Monday, March 10, 2014

The New Cosmos

Last night the new version of the late Carl Sagan's classic Cosmos aired. I grew up on the first one - it, and Carl Sagan's books, were a huge influence on me. I think Neil deGrasse Tyson, Ann Druyan and (oddly) Seth MacFarlane have done Sagan proud with their reboot.

The "spaceship of the imagination" is still present, but it's lost its dandelion shape (which I loved). I think the new shape must have some significance but I imagine I'll have to wait a few episodes to find out what. Host Tyson doesn't quite have Sagan's charisma, but he strikes the right tone, as does Alan Silvestri's score, which captures the appropriate uplifting, triumphant sort of feel I think this show tries to evoke.

Excellent use of clever animation stands in for what would have been dramatic reenactments in the first series, and this will rise or fall on how the viewer likes the animation style. I liked it - especially a segment showing the evolution of humanity through animated cave paintings.

This first episode was more of an overview, a trumpet-call announcing that it's time to get going again with Sagan's dream. A segment on Giordano Bruno got more detailed attention. The episode also focused on our "address in the cosmos," and speculated on the existence of the multiverse - an infinity of universes like ours.

The biggest champ in this whole thing is, for me, MacFarlane, known primarily for being the creator of The Family Guy and a slew of other shows on the Fox network. MacFarlane was instrumental in funding Cosmos, proving he's got more to do than make mean-spirited jokes about - well, pretty much everyone. In fact, Druyan, Sagan's widow, said MacFarlane and Sagan would have been "kindred spirits." MacFarlane also provided funding for many of Sagan's personal papers and whatnot to be processed and included in the Library of Congress. He's a believer, and more multidimensional than his comedy indicates.

I'll keep an eye on this series. Did I like it as much as the original? Not quite. But it's not a fair question, either. This show isn't a remake, but a continuation, of Sagan's Cosmos. This is hammered home when, at the end of the first episode, Tyson briefly eulogizes Sagan, recaps his scientific and cultural influence, and tells a touching story of how, when Tyson was a 17-year-old kid from the Bronx, Sagan befriended him and influenced him to become an astronomer.

This gets to the core of Sagan's gift, at least as I see it - the ability to speak to you across a television set or through the printed page and make you feel like he's speaking directly to you, and that what he's saying isn't just interesting in an academic sense, but that it matters to your life, right here, right now.

I say the new Cosmos hit a home rum in its first episode, and I hope it influences a whole new generation the way it influenced mine.

Thursday, March 6, 2014

Pharaoh Publishing USA Previews...

Pharaoh is now in the position to be able to purchase pro-quality art. Here are some previews of the covers for Tales From Cape City, Colin Campbell's new book of superhero fiction and the second printing of Funeral Train & Other Stories.

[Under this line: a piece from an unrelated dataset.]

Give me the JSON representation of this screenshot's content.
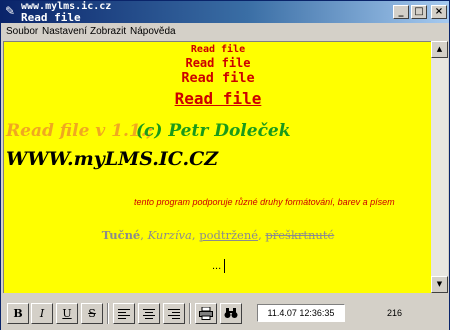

Tuesday, March 4, 2014

The McAnally Crest

Here's a nice scan of one my mother painted a long time ago. It's currently hanging in my dad's house.

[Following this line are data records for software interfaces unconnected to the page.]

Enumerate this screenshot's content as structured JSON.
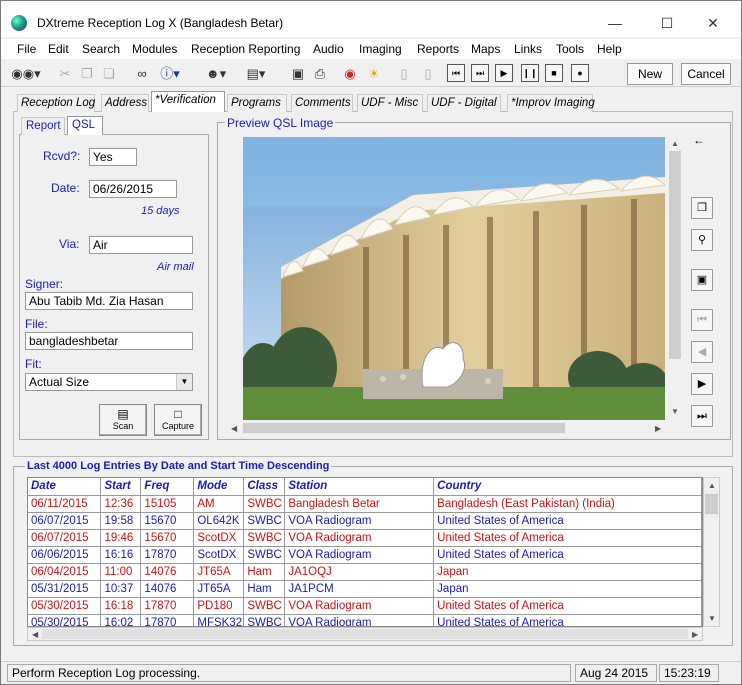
{
  "window": {
    "title": "DXtreme Reception Log X (Bangladesh Betar)"
  },
  "menu": [
    "File",
    "Edit",
    "Search",
    "Modules",
    "Reception Reporting",
    "Audio",
    "Imaging",
    "Reports",
    "Maps",
    "Links",
    "Tools",
    "Help"
  ],
  "toolbar": {
    "new_label": "New",
    "cancel_label": "Cancel"
  },
  "tabs": [
    "Reception Log",
    "Address",
    "*Verification",
    "Programs",
    "Comments",
    "UDF - Misc",
    "UDF - Digital",
    "*Improv Imaging"
  ],
  "subtabs": [
    "Report",
    "QSL"
  ],
  "form": {
    "rcvd_label": "Rcvd?:",
    "rcvd_value": "Yes",
    "date_label": "Date:",
    "date_value": "06/26/2015",
    "days_note": "15 days",
    "via_label": "Via:",
    "via_value": "Air",
    "via_note": "Air mail",
    "signer_label": "Signer:",
    "signer_value": "Abu Tabib Md. Zia Hasan",
    "file_label": "File:",
    "file_value": "bangladeshbetar",
    "fit_label": "Fit:",
    "fit_value": "Actual Size",
    "scan_label": "Scan",
    "capture_label": "Capture"
  },
  "preview": {
    "label": "Preview QSL Image"
  },
  "log": {
    "label": "Last 4000 Log Entries By Date and Start Time Descending",
    "columns": [
      "Date",
      "Start",
      "Freq",
      "Mode",
      "Class",
      "Station",
      "Country"
    ],
    "rows": [
      {
        "c": "r",
        "v": [
          "06/11/2015",
          "12:36",
          "15105",
          "AM",
          "SWBC",
          "Bangladesh Betar",
          "Bangladesh (East Pakistan) (India)"
        ]
      },
      {
        "c": "b",
        "v": [
          "06/07/2015",
          "19:58",
          "15670",
          "OL642K",
          "SWBC",
          "VOA Radiogram",
          "United States of America"
        ]
      },
      {
        "c": "r",
        "v": [
          "06/07/2015",
          "19:46",
          "15670",
          "ScotDX",
          "SWBC",
          "VOA Radiogram",
          "United States of America"
        ]
      },
      {
        "c": "b",
        "v": [
          "06/06/2015",
          "16:16",
          "17870",
          "ScotDX",
          "SWBC",
          "VOA Radiogram",
          "United States of America"
        ]
      },
      {
        "c": "r",
        "v": [
          "06/04/2015",
          "11:00",
          "14076",
          "JT65A",
          "Ham",
          "JA1OQJ",
          "Japan"
        ]
      },
      {
        "c": "b",
        "v": [
          "05/31/2015",
          "10:37",
          "14076",
          "JT65A",
          "Ham",
          "JA1PCM",
          "Japan"
        ]
      },
      {
        "c": "r",
        "v": [
          "05/30/2015",
          "16:18",
          "17870",
          "PD180",
          "SWBC",
          "VOA Radiogram",
          "United States of America"
        ]
      },
      {
        "c": "b",
        "v": [
          "05/30/2015",
          "16:02",
          "17870",
          "MFSK32",
          "SWBC",
          "VOA Radiogram",
          "United States of America"
        ]
      }
    ]
  },
  "status": {
    "message": "Perform Reception Log processing.",
    "date": "Aug 24 2015",
    "time": "15:23:19"
  },
  "colors": {
    "red": "#d01010",
    "blue": "#1a1ac0"
  }
}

This is really cool-looking, but fans of Metallica will note a disturbing resemblance to the album cover for Metal Up Your Ass.